A bigger back who doesn't always use his size effectively or run with the power you'd think he'd have. Gee, where have I ever heard that one before. Prediction: he'll get 300 more carries than he should over his first two years, and has less than 100 carries for a team other than the Titans. I really hope I'm wrong about that, but hitting on Chris Johnson seems more like random luck than any sort of evidence the Titans know what they're doing when it comes to running backs. Yes, I know the front office and staff hasn't been the same the whole time, but the stink permeates the organization.

#5-142 Karl Klug, DL, Iowa
I liked him better when his name was Mitch King and he was an undrafted free agent and not a fifth-round pick. Granted, it was still stupid to pay King one of the top signing bonuses given to a UDFA that year when he couldn't have been more than the 10th defensive lineman on your team. I guess there's a chance with the defensive makeover Klug could be the 7th or 8th defensive lineman on the team, but he wouldn't be higher than 10th on a team with a real defensive line. Looks like a wasted pick.

#6-175 Byron Stingily, OL, Louisville
Whee, a developmental tackle prospect. Hopefully he'll pan out, but no great shakes if he doesn't.

#7-212 Zach Clayton, DT, Auburn
Let me get this straight: the Titans come into the draft with four decent defensive linemen, then draw three more? Something does not compute here. I'll try to do a Total Titans post figuring how the mess will shake out, but Clayton's a DT, not even a potential DE tweener like Klug. Another real WTF pick.

#7-251 Tommie Campbell, DB, California-PA
Another guy with a pretty good story-not quite Todd Williams, but still making the best of what he can after throwing away some opportunity early. I'm not opposed to fliers on seventh-round defensive backs.

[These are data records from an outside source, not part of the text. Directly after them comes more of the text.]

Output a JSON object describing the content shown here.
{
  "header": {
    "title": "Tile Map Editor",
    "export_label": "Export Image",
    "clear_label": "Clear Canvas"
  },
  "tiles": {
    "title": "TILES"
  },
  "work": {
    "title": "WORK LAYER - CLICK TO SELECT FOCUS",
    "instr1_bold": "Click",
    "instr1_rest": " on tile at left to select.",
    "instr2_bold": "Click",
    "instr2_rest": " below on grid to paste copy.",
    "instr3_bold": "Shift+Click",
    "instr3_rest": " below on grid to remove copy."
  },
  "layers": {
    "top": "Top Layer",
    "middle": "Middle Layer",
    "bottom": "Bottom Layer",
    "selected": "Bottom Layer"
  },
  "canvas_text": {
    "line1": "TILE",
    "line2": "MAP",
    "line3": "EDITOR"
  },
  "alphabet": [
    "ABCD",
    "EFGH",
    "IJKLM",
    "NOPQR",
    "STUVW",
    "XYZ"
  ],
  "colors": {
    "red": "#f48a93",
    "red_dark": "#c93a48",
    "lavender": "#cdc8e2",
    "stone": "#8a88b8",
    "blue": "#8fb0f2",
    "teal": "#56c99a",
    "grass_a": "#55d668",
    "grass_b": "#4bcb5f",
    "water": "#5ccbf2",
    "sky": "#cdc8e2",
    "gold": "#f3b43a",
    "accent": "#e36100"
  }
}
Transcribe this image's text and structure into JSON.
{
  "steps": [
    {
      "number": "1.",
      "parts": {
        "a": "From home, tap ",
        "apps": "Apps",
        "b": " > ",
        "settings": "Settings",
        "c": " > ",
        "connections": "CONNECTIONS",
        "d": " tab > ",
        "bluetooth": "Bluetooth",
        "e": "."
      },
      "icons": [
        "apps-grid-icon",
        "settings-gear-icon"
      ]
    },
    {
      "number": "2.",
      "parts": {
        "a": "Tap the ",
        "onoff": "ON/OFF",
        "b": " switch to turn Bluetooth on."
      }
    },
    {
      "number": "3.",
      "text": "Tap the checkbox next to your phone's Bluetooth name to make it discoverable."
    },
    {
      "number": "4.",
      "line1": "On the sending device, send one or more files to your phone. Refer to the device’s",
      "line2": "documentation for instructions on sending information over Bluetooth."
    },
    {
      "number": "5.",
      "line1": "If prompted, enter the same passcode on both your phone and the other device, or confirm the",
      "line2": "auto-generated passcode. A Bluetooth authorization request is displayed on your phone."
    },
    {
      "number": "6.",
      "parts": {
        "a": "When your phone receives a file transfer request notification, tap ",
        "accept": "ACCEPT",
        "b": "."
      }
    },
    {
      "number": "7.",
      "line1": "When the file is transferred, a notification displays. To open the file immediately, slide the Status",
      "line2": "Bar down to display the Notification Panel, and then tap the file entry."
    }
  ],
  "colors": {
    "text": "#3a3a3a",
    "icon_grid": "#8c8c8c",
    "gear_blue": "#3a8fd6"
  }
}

But if this draft is going to work out, Chris Palmer and Dowell Loggains are going to have to do some very good work with Locker and Jerry Gray is going to have to sort out a mess of defensive players in a way that makes a lot of sense. Otherwise, this draft is going to go down the toilet like 2006's mostly did.

Big Play Data Dump

I just wrote a post for Total Titans on how the Titans gave up big plays in 2010. This is the supporting data for that post.

Because of the length of this post, I've stuck most of it behind a read more tag.